In addition to the big guns were all three ships in 1882 revolver cannon of type 3.7 cm Hotchkiss . Six of them came on board the Freya , the other two corvettes each received four such cannons.


The crew of Ariadne and Luise had a nominal strength of 233 men, Freya had 248 men. They consisted of 13 or 14 officers and 220 or 234 men . In order to make life on board more pleasant during foreign missions, especially in tropical regions, the rooms were laid out relatively generously and large windscreens were used to ensure adequate ventilation.


  • Gardiner, Robert (Ed.): Conway's All The World's Fighting Ships 1860-1905 . Conway Maritime Press, London 1979, ISBN 0-85177-133-5 , pp. 251 .
  • Gröner, Erich / Dieter Jung / Martin Maass: The German warships 1815-1945 . tape 1 : Armored ships, ships of the line, battleships, aircraft carriers, cruisers, gunboats . Bernard & Graefe Verlag, Munich 1982, ISBN 3-7637-4800-8 , p. 114 f .
  • Hildebrand, Hans H. / Albert Röhr / Hans-Otto Steinmetz: The German warships . Biographies - a mirror of naval history from 1815 to the present . 10 volumes. Mundus Verlag, Ratingen (licensed edition by Koehler's Verlagsgesellschaft, Hamburg, approx. 1990).


  1. Technical data according to Gröner: The German warships , Volume 1, p. 114f apply to Ariadne and Luise , Freya deviating from it
  2. Hildebrand / Röhr / Steinmetz: The German warships.
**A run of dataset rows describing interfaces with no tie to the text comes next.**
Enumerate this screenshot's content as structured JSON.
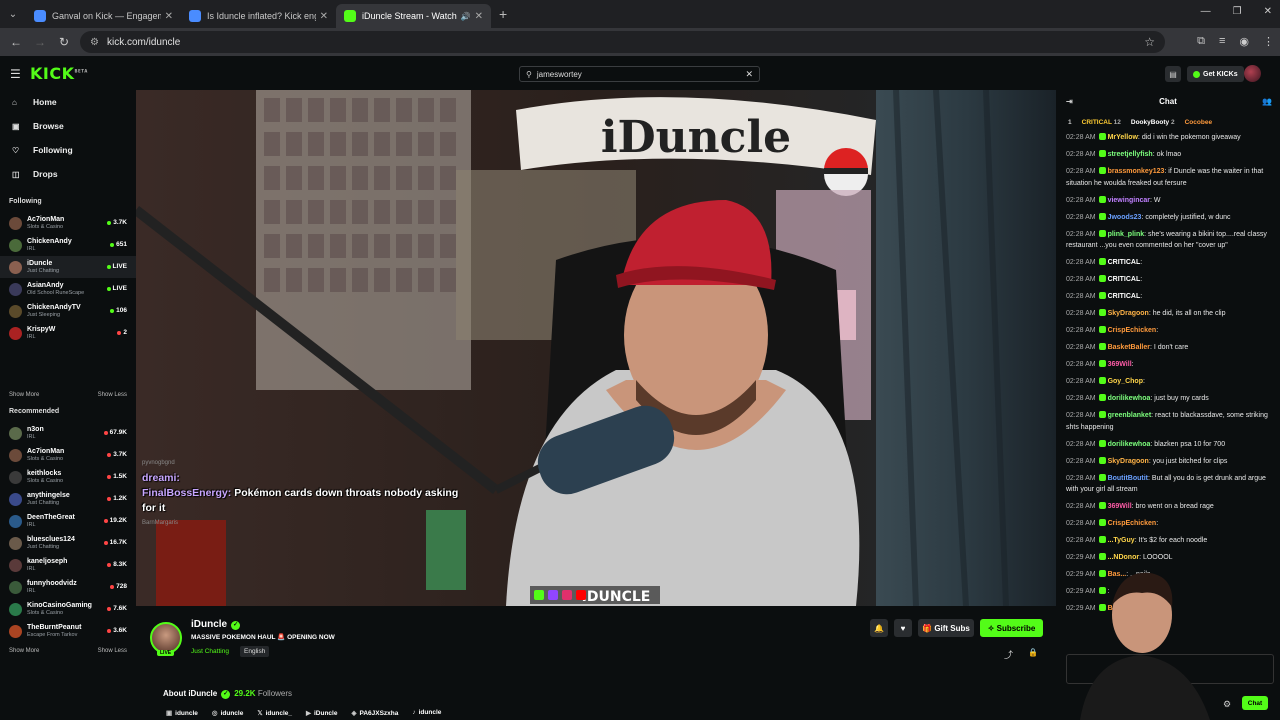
{
  "browser": {
    "tabs": [
      {
        "title": "Ganval on Kick — Engagement",
        "active": false,
        "color": "#4a8cff"
      },
      {
        "title": "Is Iduncle inflated? Kick engage",
        "active": false,
        "color": "#4a8cff"
      },
      {
        "title": "iDuncle Stream - Watch Live",
        "active": true,
        "color": "#53fc18"
      }
    ],
    "url": "kick.com/iduncle"
  },
  "header": {
    "logo": "KICK",
    "logo_badge": "BETA",
    "search_value": "jameswortey",
    "get_kicks": "Get KICKs"
  },
  "sidebar": {
    "nav": [
      {
        "label": "Home",
        "icon": "home-icon"
      },
      {
        "label": "Browse",
        "icon": "browse-icon"
      },
      {
        "label": "Following",
        "icon": "heart-icon"
      },
      {
        "label": "Drops",
        "icon": "drops-icon"
      }
    ],
    "following_title": "Following",
    "following": [
      {
        "name": "Ac7ionMan",
        "category": "Slots & Casino",
        "count": "3.7K",
        "live": true,
        "color": "#6b4a3a"
      },
      {
        "name": "ChickenAndy",
        "category": "IRL",
        "count": "651",
        "live": true,
        "color": "#4a6a3a"
      },
      {
        "name": "iDuncle",
        "category": "Just Chatting",
        "count": "LIVE",
        "live": true,
        "color": "#8a6050"
      },
      {
        "name": "AsianAndy",
        "category": "Old School RuneScape",
        "count": "LIVE",
        "live": true,
        "color": "#3a3a5a"
      },
      {
        "name": "ChickenAndyTV",
        "category": "Just Sleeping",
        "count": "106",
        "live": true,
        "color": "#5a4a2a"
      },
      {
        "name": "KrispyW",
        "category": "IRL",
        "count": "2",
        "live": false,
        "color": "#aa2222"
      }
    ],
    "show_more": "Show More",
    "show_less": "Show Less",
    "recommended_title": "Recommended",
    "recommended": [
      {
        "name": "n3on",
        "category": "IRL",
        "count": "67.9K",
        "color": "#5a6a4a"
      },
      {
        "name": "Ac7ionMan",
        "category": "Slots & Casino",
        "count": "3.7K",
        "color": "#6b4a3a"
      },
      {
        "name": "keithlocks",
        "category": "Slots & Casino",
        "count": "1.5K",
        "color": "#3a3a3a"
      },
      {
        "name": "anythingelse",
        "category": "Just Chatting",
        "count": "1.2K",
        "color": "#3a4a8a"
      },
      {
        "name": "DeenTheGreat",
        "category": "IRL",
        "count": "19.2K",
        "color": "#2a5a8a"
      },
      {
        "name": "bluesclues124",
        "category": "Just Chatting",
        "count": "16.7K",
        "color": "#6a5a4a"
      },
      {
        "name": "kaneljoseph",
        "category": "IRL",
        "count": "8.3K",
        "color": "#5a3a3a"
      },
      {
        "name": "funnyhoodvidz",
        "category": "IRL",
        "count": "728",
        "color": "#3a5a3a"
      },
      {
        "name": "KinoCasinoGaming",
        "category": "Slots & Casino",
        "count": "7.6K",
        "color": "#2a7a4a"
      },
      {
        "name": "TheBurntPeanut",
        "category": "Escape From Tarkov",
        "count": "3.6K",
        "color": "#aa4422"
      }
    ]
  },
  "overlay": {
    "line1_user": "dreami:",
    "line2_user": "FinalBossEnergy:",
    "line2_text": "Pokémon cards down throats nobody asking for it",
    "faint1": "pyvnogbgnd",
    "faint2": "BarnMargaris"
  },
  "stream": {
    "channel": "iDuncle",
    "title": "MASSIVE POKEMON HAUL 🚨 OPENING NOW",
    "category": "Just Chatting",
    "language": "English",
    "live_label": "LIVE",
    "gift_subs": "Gift Subs",
    "subscribe": "Subscribe",
    "about_label": "About iDuncle",
    "followers_count": "29.2K",
    "followers_label": "Followers",
    "socials": [
      {
        "icon": "kick-icon",
        "label": "iduncle"
      },
      {
        "icon": "instagram-icon",
        "label": "iduncle"
      },
      {
        "icon": "x-icon",
        "label": "iduncle_"
      },
      {
        "icon": "youtube-icon",
        "label": "iDuncle"
      },
      {
        "icon": "discord-icon",
        "label": "PA6JXSzxha"
      },
      {
        "icon": "tiktok-icon",
        "label": "iduncle"
      }
    ],
    "banner": "iDuncle",
    "name_plate": "IDUNCLE"
  },
  "chat": {
    "title": "Chat",
    "pinned": [
      {
        "rank": "1",
        "name": "CRITICAL",
        "amount": "12"
      },
      {
        "name": "DookyBooty",
        "amount": "2"
      },
      {
        "name": "Cocobee",
        "amount": ""
      }
    ],
    "messages": [
      {
        "time": "02:28 AM",
        "user": "MrYellow",
        "color": "#ffd54a",
        "text": "did i win the pokemon giveaway"
      },
      {
        "time": "02:28 AM",
        "user": "streetjellyfish",
        "color": "#7dff7d",
        "text": "ok lmao"
      },
      {
        "time": "02:28 AM",
        "user": "brassmonkey123",
        "color": "#ff9a3c",
        "text": "if Duncle was the waiter in that situation he woulda freaked out fersure"
      },
      {
        "time": "02:28 AM",
        "user": "viewingincar",
        "color": "#c080ff",
        "text": "W"
      },
      {
        "time": "02:28 AM",
        "user": "Jwoods23",
        "color": "#6aa0ff",
        "text": "completely justified, w dunc"
      },
      {
        "time": "02:28 AM",
        "user": "plink_plink",
        "color": "#7dff7d",
        "text": "she's wearing a bikini top....real classy restaurant ...you even commented on her \"cover up\""
      },
      {
        "time": "02:28 AM",
        "user": "CRITICAL",
        "color": "#ffffff",
        "text": ""
      },
      {
        "time": "02:28 AM",
        "user": "CRITICAL",
        "color": "#ffffff",
        "text": ""
      },
      {
        "time": "02:28 AM",
        "user": "CRITICAL",
        "color": "#ffffff",
        "text": ""
      },
      {
        "time": "02:28 AM",
        "user": "SkyDragoon",
        "color": "#ffb347",
        "text": "he did, its all on the clip"
      },
      {
        "time": "02:28 AM",
        "user": "CrispEchicken",
        "color": "#ff9a3c",
        "text": ""
      },
      {
        "time": "02:28 AM",
        "user": "BasketBaller",
        "color": "#ff9a3c",
        "text": "I don't care"
      },
      {
        "time": "02:28 AM",
        "user": "369Will",
        "color": "#ff5ca8",
        "text": ""
      },
      {
        "time": "02:28 AM",
        "user": "Goy_Chop",
        "color": "#ffd54a",
        "text": ""
      },
      {
        "time": "02:28 AM",
        "user": "dorilikewhoa",
        "color": "#7dff7d",
        "text": "just buy my cards"
      },
      {
        "time": "02:28 AM",
        "user": "greenblanket",
        "color": "#7dff7d",
        "text": "react to blackassdave, some striking shts happening"
      },
      {
        "time": "02:28 AM",
        "user": "dorilikewhoa",
        "color": "#7dff7d",
        "text": "blazken psa 10 for 700"
      },
      {
        "time": "02:28 AM",
        "user": "SkyDragoon",
        "color": "#ffb347",
        "text": "you just bitched for clips"
      },
      {
        "time": "02:28 AM",
        "user": "BoutitBoutit",
        "color": "#6aa0ff",
        "text": "But all you do is get drunk and argue with your girl all stream"
      },
      {
        "time": "02:28 AM",
        "user": "369Will",
        "color": "#ff5ca8",
        "text": "bro went on a bread rage"
      },
      {
        "time": "02:28 AM",
        "user": "CrispEchicken",
        "color": "#ff9a3c",
        "text": ""
      },
      {
        "time": "02:28 AM",
        "user": "...TyGuy",
        "color": "#ffd54a",
        "text": "It's $2 for each noodle"
      },
      {
        "time": "02:29 AM",
        "user": "...NDonor",
        "color": "#ffd54a",
        "text": "LOOOOL"
      },
      {
        "time": "02:29 AM",
        "user": "Bas...",
        "color": "#ff9a3c",
        "text": "...nails"
      },
      {
        "time": "02:29 AM",
        "user": "",
        "color": "#ffffff",
        "text": ""
      },
      {
        "time": "02:29 AM",
        "user": "Bask...",
        "color": "#ff9a3c",
        "text": ""
      }
    ],
    "send": "Chat"
  }
}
Volume 1: Biographies from Adler to Augusta, p. 57.
  3. a b c d The new smooth-deck corvette Luise . In: Illustrirte Zeitung . No.  1562 . JJ Weber, Leipzig June 7, 1873, p. 430 ( online version of the BSB ).
  4. Hildebrand / Röhr / Steinmetz: The German warships. Volume 1, p. 253.
  5. Hildebrand / Röhr / Steinmetz: The German warships. Volume 6: Biographies from Lützow to Prussia , p. 27.
  6. Hildebrand / Röhr / Steinmetz: The German warships. Volume 3: Biographies from Elbe to Graudenz , p. 98.
  7. a b c d e f g h i j k Gröner / Jung / Maass: The German warships. Volume 1, p. 115.
  8. Hildebrand / Röhr / Steinmetz: The German warships. Volume 1, pp. 253-257.
  9. Hildebrand / Röhr / Steinmetz: The German warships. Volume 6, pp. 27f.
  10. Hildebrand / Röhr / Steinmetz: The German warships. Volume 3, pp. 98f.
  11. Hildebrand / Röhr / Steinmetz: The German warships. Volume 3, p. 99.
  12. Hildebrand / Röhr / Steinmetz: The German warships. Volume 6, pp. 28f.
  13. Hildebrand / Röhr / Steinmetz: The German warships. Volume 3, pp. 99f.
  14. Hildebrand / Röhr / Steinmetz: The German warships. Volume 1, pp. 256f.
  15. Hildebrand / Röhr / Steinmetz: The German warships. Volume 3, p. 100.
  16. Hildebrand / Röhr / Steinmetz: The German warships. Volume 1, p. 257.
  17. Hildebrand / Röhr / Steinmetz: The German warships. Volume 6, p. 29.
  18. Hildebrand / Röhr / Steinmetz: The German warships. Volume 1, pp. 252-257.
  19. Hildebrand / Röhr / Steinmetz: The German warships. Volume 6, pp. 26-29.
  20. Hildebrand / Röhr / Steinmetz: The German warships. Volume 3, pp. 97-100.
  21. a b c d Gröner / Jung / Maass: The German warships. Volume 1, p. 114.
  22. a b c The German upper deck corvette Ariadne . In: Illustrirte Zeitung . No.  1476 . JJ Weber, Leipzig October 14, 1871, p. 290 ( online version of the BSB ).
  23. ^ A b Gardiner: Conways All The World's Fighting Ships. P. 251.
  24. ^ Brommy, Rudolf / Heinrich von Littrow : The Navy . Central antiquariat of the German Democratic Republic, Leipzig 1982, ISBN 3-7961-1736-8 , p. 298 (reprint of the 3rd edition of the original edition from 1878).